Uranus was discovered by astronomer William Herschel in 1781. He then realized that the path this "comet" was taking was more circular and less elliptical than a comet's path. Uranus' rings weren't discovered until almost two centuries later, in 1977.
Neptune may be the smallest planet of the outer planets, but it's the windiest of our solar system, with wind speeds of up to 1,200 mph. Neptune is also the densest of the gas planets with possibly extremely hot oceans kept in place by exceedingly high pressure.
What caused scientist to demote the planet was its location in the Kuiper belt, surrounded by bodies called plutoids. Because of those bodies, astronomers believed that Pluto didn't fully own its transit. Months before that decision, the New Horizons space mission began, and in 2015 and 2016, we've received updated data and pictures on this now dwarf planet.
Ceres is the largest body located in the asteroid belt and was first seen as a comet by Italian astronomer Giuseppe Piazzi. And then it was thought to be a planet but then was later classified as an asteroid in 19th century. In 2006, when Pluto was considered to be reclassified, Ceres was also considered to be reclassified—but both planets didn't meet the full criteria for a planet and received a dwarf-planet classification.
Named after the Rapa Nui goddess of fertility, Makemake was discovered in 2005 and classified as a dwarf planet in 2008. Not much is known about Makemake yet, but in 2016, the Hubble Space Telescope found a small moon with a radius of 50 miles, nicknamed MK2.
Named after the Hawaiian goddess of fertility, Haumea was discovered in either 2003 or 2004—and it depends on who you ask, because two teams are claiming the discovery. Because Haumea spins so quickly, it has more of an oblong or oval shape and it has a very short day—only four hours. It was classified as a dwarf planet and officially named in 2008.
Aptly named after Eris, the Greek goddess of strife and discord, this celestial body is what sparked the fierce debate about the definition of a planet (which, by the way, the debate has not been completely resolved). Eris was discovered in 2003 by the same Palomar Observatory team that discovered Makemake in 2005. This dwarf planet and its moon Dysnomia are the furthest from the sun, as it is beyond the Kuiper belt.
In 2015, researchers at Caltech announced that, based on mathematical modeling (not by observation), there is evidence of a large planet which is in a quite long orbit in our outer solar system, which would explain the orbits of five objects in the Kuiper belt.
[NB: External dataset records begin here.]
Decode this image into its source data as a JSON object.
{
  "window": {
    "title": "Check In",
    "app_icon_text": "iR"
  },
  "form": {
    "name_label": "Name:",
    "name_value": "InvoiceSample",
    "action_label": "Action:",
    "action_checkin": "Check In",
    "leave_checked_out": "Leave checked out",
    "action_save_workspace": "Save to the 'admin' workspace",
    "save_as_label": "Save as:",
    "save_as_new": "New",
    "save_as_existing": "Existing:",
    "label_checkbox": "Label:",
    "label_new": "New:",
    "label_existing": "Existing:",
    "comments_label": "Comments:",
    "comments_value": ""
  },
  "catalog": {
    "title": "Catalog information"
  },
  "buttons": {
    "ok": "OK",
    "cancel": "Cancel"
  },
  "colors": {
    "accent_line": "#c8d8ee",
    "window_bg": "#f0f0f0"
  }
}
As astronomers search for this planet via powerful telescope, they've dubbed it "Planet Nine," but the typical placeholder name for a planet beyond Neptune is Planet X.
Appearing in the constellation Andromeda, the Andromeda Galaxy (Messier 31 or M31) is our closest galactic neighbor, about 2.5 million light-years away from Earth. And four billion years from now, the Milky Way and the Andromeda Galaxy will combine and become the Milkomeda Galaxy. Also our largest neighbor, the Andromeda Galaxy has approximately one trillion stars with the span of 220,000 light-years.